(Data about app and page elements)
Content starts

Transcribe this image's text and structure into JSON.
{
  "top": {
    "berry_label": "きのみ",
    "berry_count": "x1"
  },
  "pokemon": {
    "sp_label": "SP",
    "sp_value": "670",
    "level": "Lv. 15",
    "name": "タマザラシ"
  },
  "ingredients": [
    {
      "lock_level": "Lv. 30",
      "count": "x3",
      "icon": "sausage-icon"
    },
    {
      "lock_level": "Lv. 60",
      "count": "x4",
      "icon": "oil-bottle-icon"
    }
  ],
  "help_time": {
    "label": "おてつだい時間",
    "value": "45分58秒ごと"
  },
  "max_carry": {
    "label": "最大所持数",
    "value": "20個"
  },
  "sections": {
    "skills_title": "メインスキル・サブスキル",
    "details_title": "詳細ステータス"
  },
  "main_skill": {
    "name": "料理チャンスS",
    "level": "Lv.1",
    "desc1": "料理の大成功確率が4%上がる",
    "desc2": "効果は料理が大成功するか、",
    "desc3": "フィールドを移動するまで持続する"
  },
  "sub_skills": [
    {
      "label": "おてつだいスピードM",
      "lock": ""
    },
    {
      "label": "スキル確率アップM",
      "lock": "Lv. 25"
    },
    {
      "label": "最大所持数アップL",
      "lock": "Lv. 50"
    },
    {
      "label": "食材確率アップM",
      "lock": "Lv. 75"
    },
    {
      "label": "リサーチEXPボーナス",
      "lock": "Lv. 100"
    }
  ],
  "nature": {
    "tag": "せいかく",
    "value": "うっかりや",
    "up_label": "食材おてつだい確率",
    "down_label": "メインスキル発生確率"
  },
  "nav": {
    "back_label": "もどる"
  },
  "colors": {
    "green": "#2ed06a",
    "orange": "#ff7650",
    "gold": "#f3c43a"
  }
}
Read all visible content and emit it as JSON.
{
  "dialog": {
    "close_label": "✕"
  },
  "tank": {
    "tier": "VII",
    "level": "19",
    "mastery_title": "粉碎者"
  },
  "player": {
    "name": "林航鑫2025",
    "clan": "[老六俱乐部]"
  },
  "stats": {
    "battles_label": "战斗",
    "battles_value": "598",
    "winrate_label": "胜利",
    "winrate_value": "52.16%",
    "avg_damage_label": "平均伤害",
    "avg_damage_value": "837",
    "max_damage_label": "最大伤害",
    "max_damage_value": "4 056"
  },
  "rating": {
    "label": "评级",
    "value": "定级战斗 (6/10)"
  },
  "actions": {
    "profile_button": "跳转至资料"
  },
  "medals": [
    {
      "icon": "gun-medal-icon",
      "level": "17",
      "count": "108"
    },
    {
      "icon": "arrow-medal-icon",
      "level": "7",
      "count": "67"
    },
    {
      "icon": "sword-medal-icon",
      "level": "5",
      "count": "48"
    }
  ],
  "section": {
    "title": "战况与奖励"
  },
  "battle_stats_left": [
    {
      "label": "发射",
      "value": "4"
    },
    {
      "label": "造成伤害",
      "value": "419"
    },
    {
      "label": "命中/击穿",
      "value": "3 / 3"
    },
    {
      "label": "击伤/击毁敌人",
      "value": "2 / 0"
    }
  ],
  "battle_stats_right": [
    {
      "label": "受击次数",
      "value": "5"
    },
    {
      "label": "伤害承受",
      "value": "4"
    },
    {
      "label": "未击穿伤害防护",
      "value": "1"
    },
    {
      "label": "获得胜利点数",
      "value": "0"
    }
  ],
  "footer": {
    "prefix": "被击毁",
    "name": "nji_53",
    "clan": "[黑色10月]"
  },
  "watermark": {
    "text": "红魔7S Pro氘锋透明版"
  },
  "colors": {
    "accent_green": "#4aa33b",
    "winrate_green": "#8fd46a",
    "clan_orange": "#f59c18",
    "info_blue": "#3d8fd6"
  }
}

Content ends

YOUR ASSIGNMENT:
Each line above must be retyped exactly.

PROBLEM SOLUTION:
Transcribe this image's text and structure into JSON.
{
  "top": {
    "berry_label": "きのみ",
    "berry_count": "x1"
  },
  "pokemon": {
    "sp_label": "SP",
    "sp_value": "670",
    "level": "Lv. 15",
    "name": "タマザラシ"
  },
  "ingredients": [
    {
      "lock_level": "Lv. 30",
      "count": "x3",
      "icon": "sausage-icon"
    },
    {
      "lock_level": "Lv. 60",
      "count": "x4",
      "icon": "oil-bottle-icon"
    }
  ],
  "help_time": {
    "label": "おてつだい時間",
    "value": "45分58秒ごと"
  },
  "max_carry": {
    "label": "最大所持数",
    "value": "20個"
  },
  "sections": {
    "skills_title": "メインスキル・サブスキル",
    "details_title": "詳細ステータス"
  },
  "main_skill": {
    "name": "料理チャンスS",
    "level": "Lv.1",
    "desc1": "料理の大成功確率が4%上がる",
    "desc2": "効果は料理が大成功するか、",
    "desc3": "フィールドを移動するまで持続する"
  },
  "sub_skills": [
    {
      "label": "おてつだいスピードM",
      "lock": ""
    },
    {
      "label": "スキル確率アップM",
      "lock": "Lv. 25"
    },
    {
      "label": "最大所持数アップL",
      "lock": "Lv. 50"
    },
    {
      "label": "食材確率アップM",
      "lock": "Lv. 75"
    },
    {
      "label": "リサーチEXPボーナス",
      "lock": "Lv. 100"
    }
  ],
  "nature": {
    "tag": "せいかく",
    "value": "うっかりや",
    "up_label": "食材おてつだい確率",
    "down_label": "メインスキル発生確率"
  },
  "nav": {
    "back_label": "もどる"
  },
  "colors": {
    "green": "#2ed06a",
    "orange": "#ff7650",
    "gold": "#f3c43a"
  }
}
Read all visible content and emit it as JSON.
{
  "dialog": {
    "close_label": "✕"
  },
  "tank": {
    "tier": "VII",
    "level": "19",
    "mastery_title": "粉碎者"
  },
  "player": {
    "name": "林航鑫2025",
    "clan": "[老六俱乐部]"
  },
  "stats": {
    "battles_label": "战斗",
    "battles_value": "598",
    "winrate_label": "胜利",
    "winrate_value": "52.16%",
    "avg_damage_label": "平均伤害",
    "avg_damage_value": "837",
    "max_damage_label": "最大伤害",
    "max_damage_value": "4 056"
  },
  "rating": {
    "label": "评级",
    "value": "定级战斗 (6/10)"
  },
  "actions": {
    "profile_button": "跳转至资料"
  },
  "medals": [
    {
      "icon": "gun-medal-icon",
      "level": "17",
      "count": "108"
    },
    {
      "icon": "arrow-medal-icon",
      "level": "7",
      "count": "67"
    },
    {
      "icon": "sword-medal-icon",
      "level": "5",
      "count": "48"
    }
  ],
  "section": {
    "title": "战况与奖励"
  },
  "battle_stats_left": [
    {
      "label": "发射",
      "value": "4"
    },
    {
      "label": "造成伤害",
      "value": "419"
    },
    {
      "label": "命中/击穿",
      "value": "3 / 3"
    },
    {
      "label": "击伤/击毁敌人",
      "value": "2 / 0"
    }
  ],
  "battle_stats_right": [
    {
      "label": "受击次数",
      "value": "5"
    },
    {
      "label": "伤害承受",
      "value": "4"
    },
    {
      "label": "未击穿伤害防护",
      "value": "1"
    },
    {
      "label": "获得胜利点数",
      "value": "0"
    }
  ],
  "footer": {
    "prefix": "被击毁",
    "name": "nji_53",
    "clan": "[黑色10月]"
  },
  "watermark": {
    "text": "红魔7S Pro氘锋透明版"
  },
  "colors": {
    "accent_green": "#4aa33b",
    "winrate_green": "#8fd46a",
    "clan_orange": "#f59c18",
    "info_blue": "#3d8fd6"
  }
}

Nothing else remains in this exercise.